Top of Extracted data
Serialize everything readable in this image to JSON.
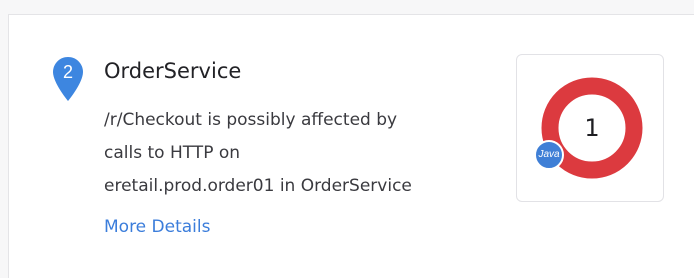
{
  "problem": {
    "index": "2",
    "service_name": "OrderService",
    "description_lines": [
      "/r/Checkout is possibly affected by",
      "calls to HTTP on",
      "eretail.prod.order01 in OrderService"
    ],
    "more_details_label": "More Details"
  },
  "impact": {
    "count": "1",
    "technology_label": "Java",
    "ring_color": "#dc3a3f",
    "tech_color": "#3f7fd6"
  },
  "colors": {
    "pin": "#3d86e0",
    "link": "#3b7ddb"
  }
}
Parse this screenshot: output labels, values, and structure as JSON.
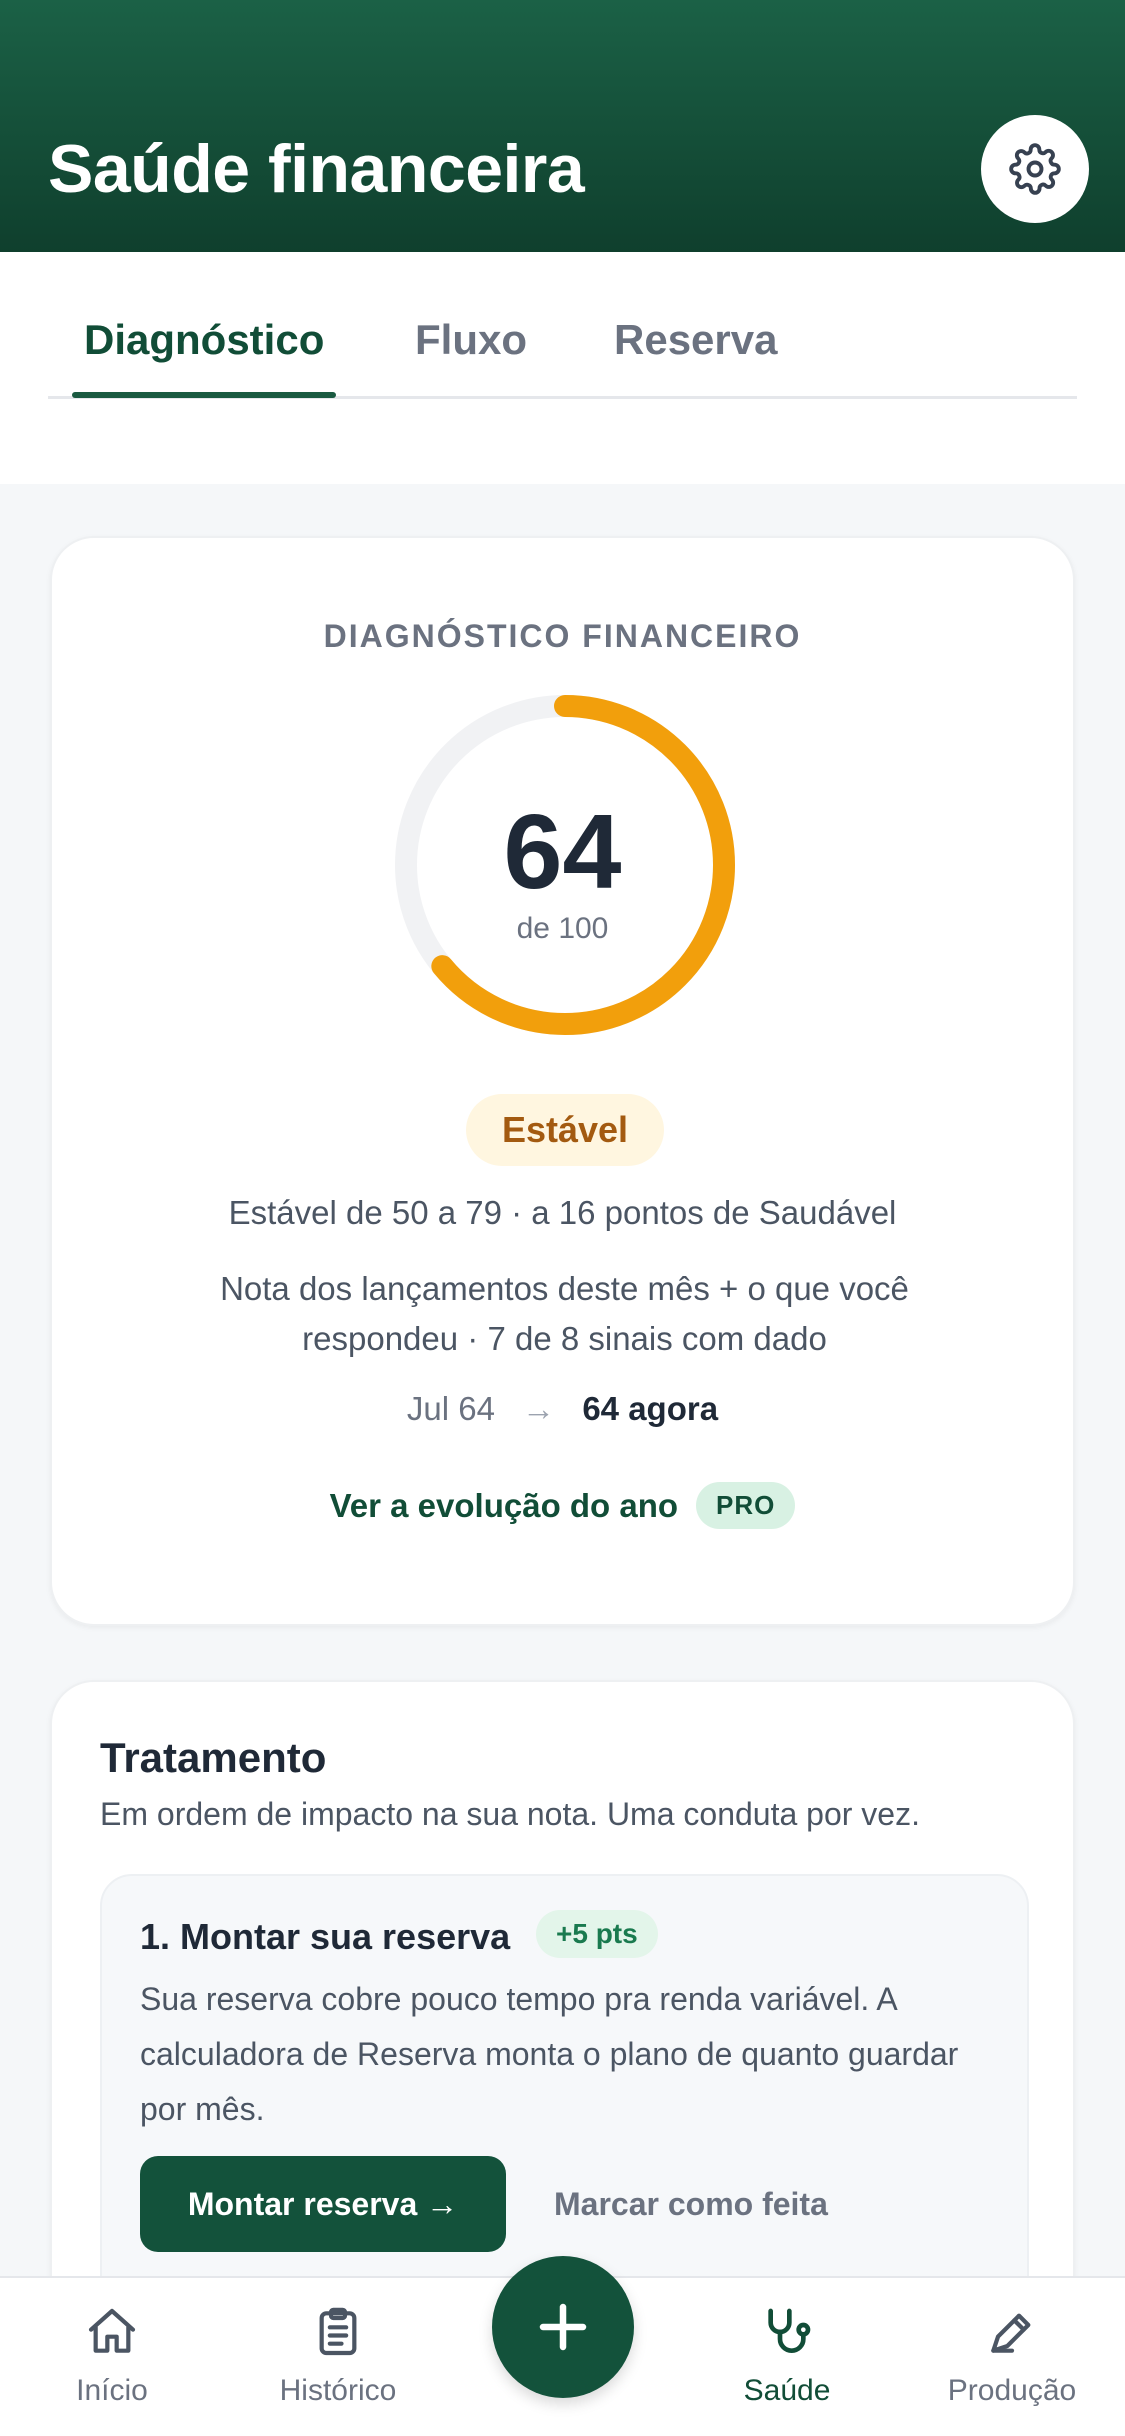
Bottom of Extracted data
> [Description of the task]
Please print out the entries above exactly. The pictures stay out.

> [Result of this exercise]
Serialize everything readable in this image to JSON.
{
  "problem": {
    "index": "2",
    "service_name": "OrderService",
    "description_lines": [
      "/r/Checkout is possibly affected by",
      "calls to HTTP on",
      "eretail.prod.order01 in OrderService"
    ],
    "more_details_label": "More Details"
  },
  "impact": {
    "count": "1",
    "technology_label": "Java",
    "ring_color": "#dc3a3f",
    "tech_color": "#3f7fd6"
  },
  "colors": {
    "pin": "#3d86e0",
    "link": "#3b7ddb"
  }
}
Parse this screenshot: output labels, values, and structure as JSON.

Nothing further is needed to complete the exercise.